I’m of two minds after reading Timothy Garton Ash’s brutal takedown of the Bush administration’s Europe and Russia policies (via FPA’s Diplomacy blog). Ash compares President Bush’s divisive insistence on missile defense and opportunistic “Coalitions of the Willing” with George (H.W.) Bush’s skillful navigation of the post-Cold War challenges of integrating “New Europe” into “Old Europe” without alienating Russia. And on the one hand, the Bush administration’s policies seem to reflect an obvious hostility to both the Bush 41 approach and objectives.
But on the other, if you take a look at the U.S.-Russia Strategic Framework Declaration signed by Presidents Bush and Putin over the weekend, things don’t look that bad. Now I think that grows as much out of Bush’s failures than out of any design. (In other words, things might have looked better.) Still, when you take away the “agree to disagree” clause over missile defense, the only thorny issue that remains is a divergent view of the INF treaty, which reflects more Russia’s proximity to its INF-armed neighbors than a bi-lateral difference in principle.
As for Europe’s East-West divisions, they reflect the reality of European integration. Sure, the Bush administration has done its best to exploit them for its own purposes — the Iraq War, Russia policy and missile defense — but it didn’t create them. As long as Europe doesn’t take responsibility for that dynamlic, it will remain vulnerable to it.

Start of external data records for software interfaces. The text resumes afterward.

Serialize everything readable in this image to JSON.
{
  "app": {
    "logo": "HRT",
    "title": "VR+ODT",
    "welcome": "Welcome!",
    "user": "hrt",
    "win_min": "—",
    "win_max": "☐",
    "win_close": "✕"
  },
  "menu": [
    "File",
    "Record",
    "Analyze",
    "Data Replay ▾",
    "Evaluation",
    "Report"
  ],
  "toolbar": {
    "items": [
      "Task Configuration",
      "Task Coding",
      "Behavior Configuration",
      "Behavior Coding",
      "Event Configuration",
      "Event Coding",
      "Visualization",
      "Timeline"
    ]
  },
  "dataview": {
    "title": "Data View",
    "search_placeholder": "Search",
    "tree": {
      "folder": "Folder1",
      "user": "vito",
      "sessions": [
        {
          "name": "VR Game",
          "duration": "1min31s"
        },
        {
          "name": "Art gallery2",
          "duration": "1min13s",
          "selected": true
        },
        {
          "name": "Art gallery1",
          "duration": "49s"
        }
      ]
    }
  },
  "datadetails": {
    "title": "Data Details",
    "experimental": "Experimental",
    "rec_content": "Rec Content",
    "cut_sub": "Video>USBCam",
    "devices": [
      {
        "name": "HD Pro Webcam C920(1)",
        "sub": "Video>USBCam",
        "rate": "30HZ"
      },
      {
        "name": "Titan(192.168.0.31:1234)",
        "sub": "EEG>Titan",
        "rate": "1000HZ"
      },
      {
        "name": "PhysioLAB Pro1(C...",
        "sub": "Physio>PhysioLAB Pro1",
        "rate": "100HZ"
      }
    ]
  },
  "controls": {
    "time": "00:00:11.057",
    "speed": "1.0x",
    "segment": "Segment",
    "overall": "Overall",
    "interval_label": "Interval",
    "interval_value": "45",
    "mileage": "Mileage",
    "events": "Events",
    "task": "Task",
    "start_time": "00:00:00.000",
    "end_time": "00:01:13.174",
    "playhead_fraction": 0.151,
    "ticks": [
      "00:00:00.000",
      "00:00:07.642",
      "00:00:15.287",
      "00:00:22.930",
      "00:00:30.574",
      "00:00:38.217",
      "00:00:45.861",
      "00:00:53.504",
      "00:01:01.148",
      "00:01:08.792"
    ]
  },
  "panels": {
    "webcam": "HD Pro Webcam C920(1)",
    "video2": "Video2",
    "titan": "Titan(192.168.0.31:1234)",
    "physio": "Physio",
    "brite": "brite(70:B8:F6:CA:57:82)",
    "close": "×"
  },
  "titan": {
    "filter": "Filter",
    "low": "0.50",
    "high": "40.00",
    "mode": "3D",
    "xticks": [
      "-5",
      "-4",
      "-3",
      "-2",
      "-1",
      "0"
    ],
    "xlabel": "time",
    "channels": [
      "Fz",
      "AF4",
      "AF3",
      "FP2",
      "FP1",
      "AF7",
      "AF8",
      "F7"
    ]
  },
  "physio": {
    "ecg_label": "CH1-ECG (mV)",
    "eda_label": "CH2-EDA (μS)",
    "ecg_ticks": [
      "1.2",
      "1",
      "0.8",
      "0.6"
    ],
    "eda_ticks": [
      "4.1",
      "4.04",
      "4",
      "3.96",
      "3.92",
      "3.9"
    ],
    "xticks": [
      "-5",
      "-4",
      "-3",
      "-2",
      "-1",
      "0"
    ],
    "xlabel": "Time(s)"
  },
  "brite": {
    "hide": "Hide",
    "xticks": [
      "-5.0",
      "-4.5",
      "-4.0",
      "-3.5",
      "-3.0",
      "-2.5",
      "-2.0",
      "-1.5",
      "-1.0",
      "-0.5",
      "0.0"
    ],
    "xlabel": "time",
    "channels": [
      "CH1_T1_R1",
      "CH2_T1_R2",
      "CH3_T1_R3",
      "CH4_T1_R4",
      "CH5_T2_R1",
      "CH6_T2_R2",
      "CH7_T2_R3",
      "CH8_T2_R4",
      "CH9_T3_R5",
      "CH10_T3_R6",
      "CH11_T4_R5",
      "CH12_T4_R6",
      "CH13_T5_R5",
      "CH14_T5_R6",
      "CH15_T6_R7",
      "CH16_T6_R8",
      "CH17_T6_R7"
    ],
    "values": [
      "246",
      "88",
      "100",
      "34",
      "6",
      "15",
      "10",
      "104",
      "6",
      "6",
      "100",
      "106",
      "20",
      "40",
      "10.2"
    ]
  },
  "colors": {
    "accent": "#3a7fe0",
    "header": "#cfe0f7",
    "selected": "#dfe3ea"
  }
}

The big hole in the Bush foreign policy record is the Middle East. His Asia policy, after some initial missteps, has been pretty solid, as has his Africa policy. Unfortunately, it’s a big enough hole to swallow everything else. But the counterintuitive thought for the day is that, despite being poorly conceived, worse in its implementation and disastrous in its impact on America’s global influence, the Bush foreign policy hasn’t been that bad.